● Work request:
The reply should return the data in full, exactly as written.

● Items from an interface collection:
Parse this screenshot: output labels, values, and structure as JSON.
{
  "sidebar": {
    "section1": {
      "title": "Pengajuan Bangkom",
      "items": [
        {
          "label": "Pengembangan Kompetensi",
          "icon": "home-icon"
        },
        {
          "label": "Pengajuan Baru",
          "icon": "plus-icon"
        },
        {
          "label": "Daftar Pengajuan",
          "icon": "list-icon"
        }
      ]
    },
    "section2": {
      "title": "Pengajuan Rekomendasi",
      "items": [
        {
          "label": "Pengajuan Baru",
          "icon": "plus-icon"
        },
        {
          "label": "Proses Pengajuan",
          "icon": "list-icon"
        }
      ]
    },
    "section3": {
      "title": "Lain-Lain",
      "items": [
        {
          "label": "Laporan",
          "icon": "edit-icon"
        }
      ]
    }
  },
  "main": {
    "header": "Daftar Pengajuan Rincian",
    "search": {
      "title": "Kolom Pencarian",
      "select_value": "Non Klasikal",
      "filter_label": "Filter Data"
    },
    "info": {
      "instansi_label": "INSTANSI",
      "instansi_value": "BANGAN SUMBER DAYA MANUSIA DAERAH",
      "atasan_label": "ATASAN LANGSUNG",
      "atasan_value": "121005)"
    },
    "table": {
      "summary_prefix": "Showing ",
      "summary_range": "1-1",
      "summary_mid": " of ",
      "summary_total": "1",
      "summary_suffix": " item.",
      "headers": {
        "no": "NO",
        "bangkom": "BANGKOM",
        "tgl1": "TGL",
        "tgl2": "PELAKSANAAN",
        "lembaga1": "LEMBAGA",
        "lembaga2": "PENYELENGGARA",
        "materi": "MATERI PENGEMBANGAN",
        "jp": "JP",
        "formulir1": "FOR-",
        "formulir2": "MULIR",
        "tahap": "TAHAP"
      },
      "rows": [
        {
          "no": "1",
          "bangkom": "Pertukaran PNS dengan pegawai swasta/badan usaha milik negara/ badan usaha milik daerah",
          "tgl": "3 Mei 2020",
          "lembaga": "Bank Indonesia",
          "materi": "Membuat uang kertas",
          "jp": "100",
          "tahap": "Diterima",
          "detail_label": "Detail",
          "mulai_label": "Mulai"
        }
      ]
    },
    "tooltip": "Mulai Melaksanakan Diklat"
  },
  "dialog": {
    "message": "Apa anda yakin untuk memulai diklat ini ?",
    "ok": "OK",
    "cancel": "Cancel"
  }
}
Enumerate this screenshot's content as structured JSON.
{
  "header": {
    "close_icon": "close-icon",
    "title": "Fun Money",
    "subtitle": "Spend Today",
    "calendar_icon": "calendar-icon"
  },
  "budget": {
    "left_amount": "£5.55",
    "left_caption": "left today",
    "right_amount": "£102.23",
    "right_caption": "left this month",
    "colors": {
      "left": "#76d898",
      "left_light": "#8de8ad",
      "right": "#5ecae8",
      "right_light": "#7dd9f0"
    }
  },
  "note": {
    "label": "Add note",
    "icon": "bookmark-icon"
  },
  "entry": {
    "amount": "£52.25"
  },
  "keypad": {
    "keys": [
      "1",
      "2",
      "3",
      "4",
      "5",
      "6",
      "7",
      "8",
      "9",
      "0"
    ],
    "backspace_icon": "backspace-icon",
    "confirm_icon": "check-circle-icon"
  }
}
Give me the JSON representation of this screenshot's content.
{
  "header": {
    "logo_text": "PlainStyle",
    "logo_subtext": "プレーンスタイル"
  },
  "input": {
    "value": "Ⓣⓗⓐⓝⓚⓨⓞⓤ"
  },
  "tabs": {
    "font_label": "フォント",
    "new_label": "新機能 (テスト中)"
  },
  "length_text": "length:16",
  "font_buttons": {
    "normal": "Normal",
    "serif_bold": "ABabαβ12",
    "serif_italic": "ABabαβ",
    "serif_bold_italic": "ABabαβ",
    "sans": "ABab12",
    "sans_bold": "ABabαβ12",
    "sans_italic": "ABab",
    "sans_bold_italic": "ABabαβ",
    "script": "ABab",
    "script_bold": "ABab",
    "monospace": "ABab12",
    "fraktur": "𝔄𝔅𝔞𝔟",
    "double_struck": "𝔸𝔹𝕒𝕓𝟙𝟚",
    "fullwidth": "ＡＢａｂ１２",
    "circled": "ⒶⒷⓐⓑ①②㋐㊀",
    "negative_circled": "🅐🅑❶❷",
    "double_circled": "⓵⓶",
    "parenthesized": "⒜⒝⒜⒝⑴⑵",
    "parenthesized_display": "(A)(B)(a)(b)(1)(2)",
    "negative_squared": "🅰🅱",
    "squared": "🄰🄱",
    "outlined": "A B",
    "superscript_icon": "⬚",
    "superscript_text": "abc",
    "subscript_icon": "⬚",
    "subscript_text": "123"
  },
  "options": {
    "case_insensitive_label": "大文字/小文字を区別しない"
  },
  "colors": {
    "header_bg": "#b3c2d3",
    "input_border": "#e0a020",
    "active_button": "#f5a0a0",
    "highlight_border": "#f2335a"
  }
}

● Exercise output:
Parse this screenshot: output labels, values, and structure as JSON.
{
  "sidebar": {
    "section1": {
      "title": "Pengajuan Bangkom",
      "items": [
        {
          "label": "Pengembangan Kompetensi",
          "icon": "home-icon"
        },
        {
          "label": "Pengajuan Baru",
          "icon": "plus-icon"
        },
        {
          "label": "Daftar Pengajuan",
          "icon": "list-icon"
        }
      ]
    },
    "section2": {
      "title": "Pengajuan Rekomendasi",
      "items": [
        {
          "label": "Pengajuan Baru",
          "icon": "plus-icon"
        },
        {
          "label": "Proses Pengajuan",
          "icon": "list-icon"
        }
      ]
    },
    "section3": {
      "title": "Lain-Lain",
      "items": [
        {
          "label": "Laporan",
          "icon": "edit-icon"
        }
      ]
    }
  },
  "main": {
    "header": "Daftar Pengajuan Rincian",
    "search": {
      "title": "Kolom Pencarian",
      "select_value": "Non Klasikal",
      "filter_label": "Filter Data"
    },
    "info": {
      "instansi_label": "INSTANSI",
      "instansi_value": "BANGAN SUMBER DAYA MANUSIA DAERAH",
      "atasan_label": "ATASAN LANGSUNG",
      "atasan_value": "121005)"
    },
    "table": {
      "summary_prefix": "Showing ",
      "summary_range": "1-1",
      "summary_mid": " of ",
      "summary_total": "1",
      "summary_suffix": " item.",
      "headers": {
        "no": "NO",
        "bangkom": "BANGKOM",
        "tgl1": "TGL",
        "tgl2": "PELAKSANAAN",
        "lembaga1": "LEMBAGA",
        "lembaga2": "PENYELENGGARA",
        "materi": "MATERI PENGEMBANGAN",
        "jp": "JP",
        "formulir1": "FOR-",
        "formulir2": "MULIR",
        "tahap": "TAHAP"
      },
      "rows": [
        {
          "no": "1",
          "bangkom": "Pertukaran PNS dengan pegawai swasta/badan usaha milik negara/ badan usaha milik daerah",
          "tgl": "3 Mei 2020",
          "lembaga": "Bank Indonesia",
          "materi": "Membuat uang kertas",
          "jp": "100",
          "tahap": "Diterima",
          "detail_label": "Detail",
          "mulai_label": "Mulai"
        }
      ]
    },
    "tooltip": "Mulai Melaksanakan Diklat"
  },
  "dialog": {
    "message": "Apa anda yakin untuk memulai diklat ini ?",
    "ok": "OK",
    "cancel": "Cancel"
  }
}
Enumerate this screenshot's content as structured JSON.
{
  "header": {
    "close_icon": "close-icon",
    "title": "Fun Money",
    "subtitle": "Spend Today",
    "calendar_icon": "calendar-icon"
  },
  "budget": {
    "left_amount": "£5.55",
    "left_caption": "left today",
    "right_amount": "£102.23",
    "right_caption": "left this month",
    "colors": {
      "left": "#76d898",
      "left_light": "#8de8ad",
      "right": "#5ecae8",
      "right_light": "#7dd9f0"
    }
  },
  "note": {
    "label": "Add note",
    "icon": "bookmark-icon"
  },
  "entry": {
    "amount": "£52.25"
  },
  "keypad": {
    "keys": [
      "1",
      "2",
      "3",
      "4",
      "5",
      "6",
      "7",
      "8",
      "9",
      "0"
    ],
    "backspace_icon": "backspace-icon",
    "confirm_icon": "check-circle-icon"
  }
}
Give me the JSON representation of this screenshot's content.
{
  "header": {
    "logo_text": "PlainStyle",
    "logo_subtext": "プレーンスタイル"
  },
  "input": {
    "value": "Ⓣⓗⓐⓝⓚⓨⓞⓤ"
  },
  "tabs": {
    "font_label": "フォント",
    "new_label": "新機能 (テスト中)"
  },
  "length_text": "length:16",
  "font_buttons": {
    "normal": "Normal",
    "serif_bold": "ABabαβ12",
    "serif_italic": "ABabαβ",
    "serif_bold_italic": "ABabαβ",
    "sans": "ABab12",
    "sans_bold": "ABabαβ12",
    "sans_italic": "ABab",
    "sans_bold_italic": "ABabαβ",
    "script": "ABab",
    "script_bold": "ABab",
    "monospace": "ABab12",
    "fraktur": "𝔄𝔅𝔞𝔟",
    "double_struck": "𝔸𝔹𝕒𝕓𝟙𝟚",
    "fullwidth": "ＡＢａｂ１２",
    "circled": "ⒶⒷⓐⓑ①②㋐㊀",
    "negative_circled": "🅐🅑❶❷",
    "double_circled": "⓵⓶",
    "parenthesized": "⒜⒝⒜⒝⑴⑵",
    "parenthesized_display": "(A)(B)(a)(b)(1)(2)",
    "negative_squared": "🅰🅱",
    "squared": "🄰🄱",
    "outlined": "A B",
    "superscript_icon": "⬚",
    "superscript_text": "abc",
    "subscript_icon": "⬚",
    "subscript_text": "123"
  },
  "options": {
    "case_insensitive_label": "大文字/小文字を区別しない"
  },
  "colors": {
    "header_bg": "#b3c2d3",
    "input_border": "#e0a020",
    "active_button": "#f5a0a0",
    "highlight_border": "#f2335a"
  }
}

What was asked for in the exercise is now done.